§ **What you have to do**: Drop the images. Copy every line below character for character.

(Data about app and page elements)

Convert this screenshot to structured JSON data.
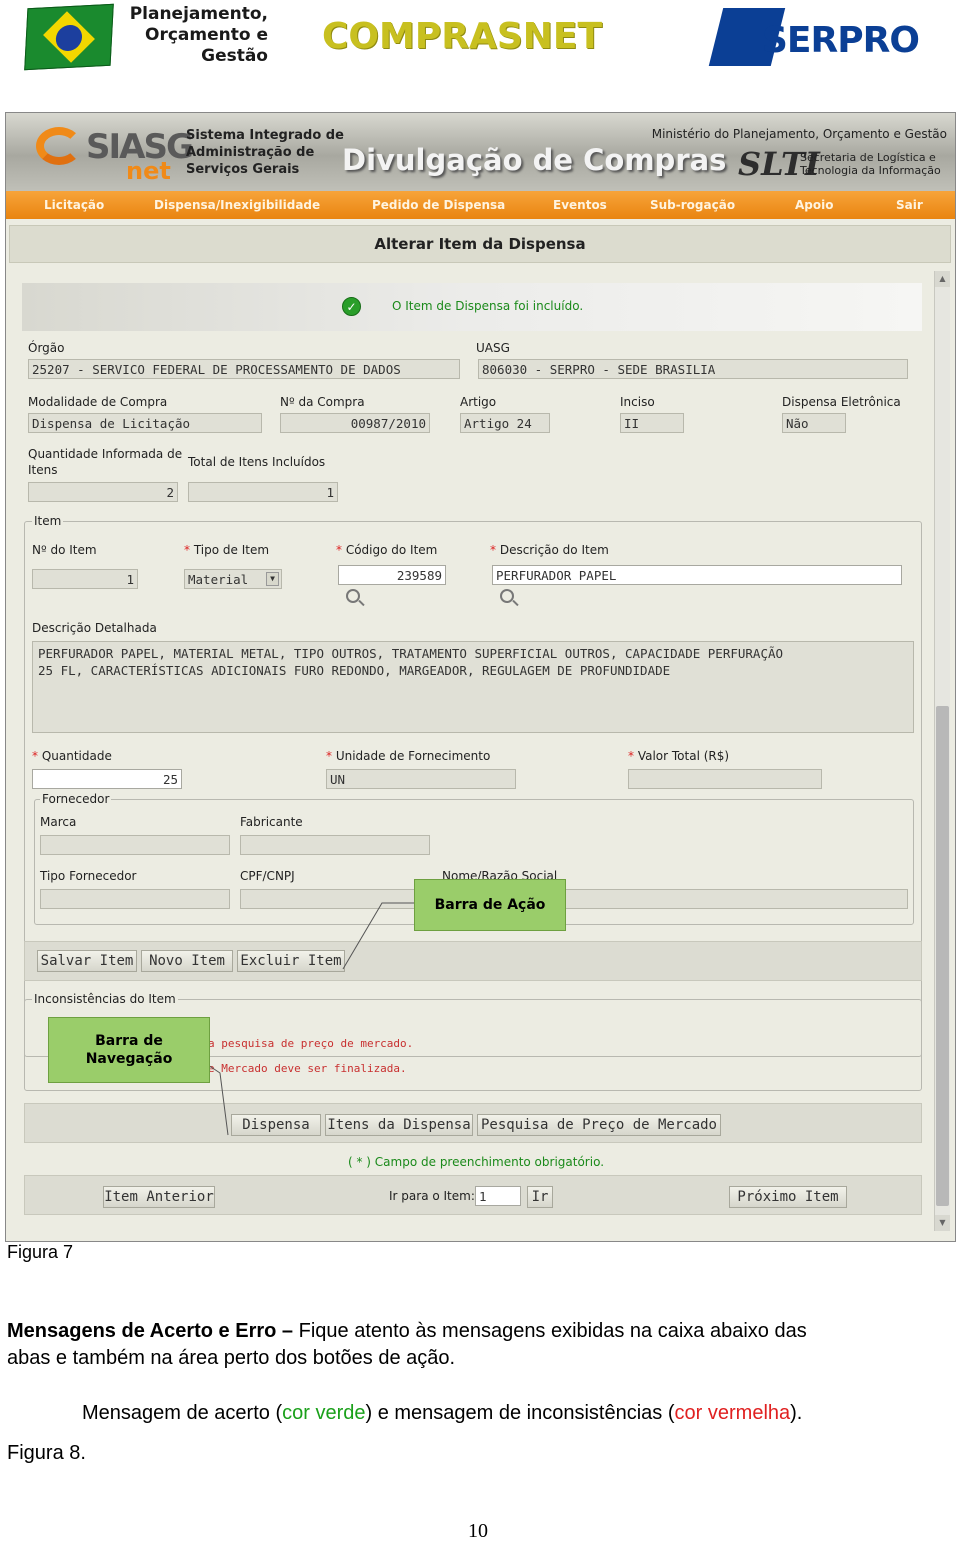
{
  "logos": {
    "mpog_lines": [
      "Planejamento,",
      "Orçamento e",
      "Gestão"
    ],
    "comprasnet": "COMPRASNET",
    "serpro": "SERPRO"
  },
  "banner": {
    "siasg": "SIASG",
    "net": "net",
    "system_name": [
      "Sistema Integrado de",
      "Administração de",
      "Serviços Gerais"
    ],
    "title": "Divulgação de Compras",
    "ministry": "Ministério do Planejamento, Orçamento e Gestão",
    "slti": "SLTI",
    "slti_sub": [
      "Secretaria de Logística e",
      "Tecnologia da Informação"
    ]
  },
  "menu": [
    "Licitação",
    "Dispensa/Inexigibilidade",
    "Pedido de Dispensa",
    "Eventos",
    "Sub-rogação",
    "Apoio",
    "Sair"
  ],
  "page_title": "Alterar Item da Dispensa",
  "success_message": "O Item de Dispensa foi incluído.",
  "form": {
    "orgao_label": "Órgão",
    "orgao_value": "25207 - SERVICO FEDERAL DE PROCESSAMENTO DE DADOS",
    "uasg_label": "UASG",
    "uasg_value": "806030 - SERPRO - SEDE BRASILIA",
    "modalidade_label": "Modalidade de Compra",
    "modalidade_value": "Dispensa de Licitação",
    "numero_label": "Nº da Compra",
    "numero_value": "00987/2010",
    "artigo_label": "Artigo",
    "artigo_value": "Artigo 24",
    "inciso_label": "Inciso",
    "inciso_value": "II",
    "eletronica_label": "Dispensa Eletrônica",
    "eletronica_value": "Não",
    "qtd_informada_label_1": "Quantidade Informada de",
    "qtd_informada_label_2": "Itens",
    "qtd_informada_value": "2",
    "total_incluidos_label": "Total de Itens Incluídos",
    "total_incluidos_value": "1",
    "item_legend": "Item",
    "num_item_label": "Nº do Item",
    "num_item_value": "1",
    "tipo_item_label": "Tipo de Item",
    "tipo_item_value": "Material",
    "codigo_item_label": "Código do Item",
    "codigo_item_value": "239589",
    "descricao_item_label": "Descrição do Item",
    "descricao_item_value": "PERFURADOR PAPEL",
    "descricao_detalhada_label": "Descrição Detalhada",
    "descricao_detalhada_line1": "PERFURADOR PAPEL, MATERIAL METAL, TIPO OUTROS, TRATAMENTO SUPERFICIAL OUTROS, CAPACIDADE PERFURAÇÃO",
    "descricao_detalhada_line2": "25 FL, CARACTERÍSTICAS ADICIONAIS FURO REDONDO, MARGEADOR, REGULAGEM DE PROFUNDIDADE",
    "quantidade_label": "Quantidade",
    "quantidade_value": "25",
    "unidade_label": "Unidade de Fornecimento",
    "unidade_value": "UN",
    "valor_label": "Valor Total (R$)",
    "valor_value": "",
    "fornecedor_legend": "Fornecedor",
    "marca_label": "Marca",
    "fabricante_label": "Fabricante",
    "tipo_fornecedor_label": "Tipo Fornecedor",
    "cpf_label": "CPF/CNPJ",
    "nome_label": "Nome/Razão Social",
    "required_mark": "*"
  },
  "actions": {
    "salvar": "Salvar Item",
    "novo": "Novo Item",
    "excluir": "Excluir Item"
  },
  "inconsistencias": {
    "legend": "Inconsistências do Item",
    "line1": "a pesquisa de preço de mercado.",
    "line2": "e Mercado deve ser finalizada."
  },
  "nav": {
    "dispensa": "Dispensa",
    "itens": "Itens da Dispensa",
    "pesquisa": "Pesquisa de Preço de Mercado"
  },
  "required_note": "( * ) Campo de preenchimento obrigatório.",
  "footer_nav": {
    "anterior": "Item Anterior",
    "ir_para_label": "Ir para o Item:",
    "ir_para_value": "1",
    "ir": "Ir",
    "proximo": "Próximo Item"
  },
  "callouts": {
    "acao": "Barra de Ação",
    "navegacao_1": "Barra de",
    "navegacao_2": "Navegação"
  },
  "doc": {
    "figura7": "Figura 7",
    "heading": "Mensagens de Acerto e Erro",
    "dash": " – ",
    "para_1": "Fique atento às mensagens exibidas na caixa abaixo das",
    "para_2": "abas e também na área perto dos botões de ação.",
    "msg_1": "Mensagem de acerto (",
    "msg_green": "cor verde",
    "msg_2": ") e mensagem de inconsistências (",
    "msg_red": "cor vermelha",
    "msg_3": ").",
    "figura8": "Figura 8.",
    "page_number": "10"
  },
  "colors": {
    "menu_orange": "#f09020",
    "success_green": "#1b8a1b",
    "error_red": "#c83030",
    "callout_green": "#9acd6a"
  }
}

§ **Task output**:
Convert this screenshot to structured JSON data.
{
  "logos": {
    "mpog_lines": [
      "Planejamento,",
      "Orçamento e",
      "Gestão"
    ],
    "comprasnet": "COMPRASNET",
    "serpro": "SERPRO"
  },
  "banner": {
    "siasg": "SIASG",
    "net": "net",
    "system_name": [
      "Sistema Integrado de",
      "Administração de",
      "Serviços Gerais"
    ],
    "title": "Divulgação de Compras",
    "ministry": "Ministério do Planejamento, Orçamento e Gestão",
    "slti": "SLTI",
    "slti_sub": [
      "Secretaria de Logística e",
      "Tecnologia da Informação"
    ]
  },
  "menu": [
    "Licitação",
    "Dispensa/Inexigibilidade",
    "Pedido de Dispensa",
    "Eventos",
    "Sub-rogação",
    "Apoio",
    "Sair"
  ],
  "page_title": "Alterar Item da Dispensa",
  "success_message": "O Item de Dispensa foi incluído.",
  "form": {
    "orgao_label": "Órgão",
    "orgao_value": "25207 - SERVICO FEDERAL DE PROCESSAMENTO DE DADOS",
    "uasg_label": "UASG",
    "uasg_value": "806030 - SERPRO - SEDE BRASILIA",
    "modalidade_label": "Modalidade de Compra",
    "modalidade_value": "Dispensa de Licitação",
    "numero_label": "Nº da Compra",
    "numero_value": "00987/2010",
    "artigo_label": "Artigo",
    "artigo_value": "Artigo 24",
    "inciso_label": "Inciso",
    "inciso_value": "II",
    "eletronica_label": "Dispensa Eletrônica",
    "eletronica_value": "Não",
    "qtd_informada_label_1": "Quantidade Informada de",
    "qtd_informada_label_2": "Itens",
    "qtd_informada_value": "2",
    "total_incluidos_label": "Total de Itens Incluídos",
    "total_incluidos_value": "1",
    "item_legend": "Item",
    "num_item_label": "Nº do Item",
    "num_item_value": "1",
    "tipo_item_label": "Tipo de Item",
    "tipo_item_value": "Material",
    "codigo_item_label": "Código do Item",
    "codigo_item_value": "239589",
    "descricao_item_label": "Descrição do Item",
    "descricao_item_value": "PERFURADOR PAPEL",
    "descricao_detalhada_label": "Descrição Detalhada",
    "descricao_detalhada_line1": "PERFURADOR PAPEL, MATERIAL METAL, TIPO OUTROS, TRATAMENTO SUPERFICIAL OUTROS, CAPACIDADE PERFURAÇÃO",
    "descricao_detalhada_line2": "25 FL, CARACTERÍSTICAS ADICIONAIS FURO REDONDO, MARGEADOR, REGULAGEM DE PROFUNDIDADE",
    "quantidade_label": "Quantidade",
    "quantidade_value": "25",
    "unidade_label": "Unidade de Fornecimento",
    "unidade_value": "UN",
    "valor_label": "Valor Total (R$)",
    "valor_value": "",
    "fornecedor_legend": "Fornecedor",
    "marca_label": "Marca",
    "fabricante_label": "Fabricante",
    "tipo_fornecedor_label": "Tipo Fornecedor",
    "cpf_label": "CPF/CNPJ",
    "nome_label": "Nome/Razão Social",
    "required_mark": "*"
  },
  "actions": {
    "salvar": "Salvar Item",
    "novo": "Novo Item",
    "excluir": "Excluir Item"
  },
  "inconsistencias": {
    "legend": "Inconsistências do Item",
    "line1": "a pesquisa de preço de mercado.",
    "line2": "e Mercado deve ser finalizada."
  },
  "nav": {
    "dispensa": "Dispensa",
    "itens": "Itens da Dispensa",
    "pesquisa": "Pesquisa de Preço de Mercado"
  },
  "required_note": "( * ) Campo de preenchimento obrigatório.",
  "footer_nav": {
    "anterior": "Item Anterior",
    "ir_para_label": "Ir para o Item:",
    "ir_para_value": "1",
    "ir": "Ir",
    "proximo": "Próximo Item"
  },
  "callouts": {
    "acao": "Barra de Ação",
    "navegacao_1": "Barra de",
    "navegacao_2": "Navegação"
  },
  "doc": {
    "figura7": "Figura 7",
    "heading": "Mensagens de Acerto e Erro",
    "dash": " – ",
    "para_1": "Fique atento às mensagens exibidas na caixa abaixo das",
    "para_2": "abas e também na área perto dos botões de ação.",
    "msg_1": "Mensagem de acerto (",
    "msg_green": "cor verde",
    "msg_2": ") e mensagem de inconsistências (",
    "msg_red": "cor vermelha",
    "msg_3": ").",
    "figura8": "Figura 8.",
    "page_number": "10"
  },
  "colors": {
    "menu_orange": "#f09020",
    "success_green": "#1b8a1b",
    "error_red": "#c83030",
    "callout_green": "#9acd6a"
  }
}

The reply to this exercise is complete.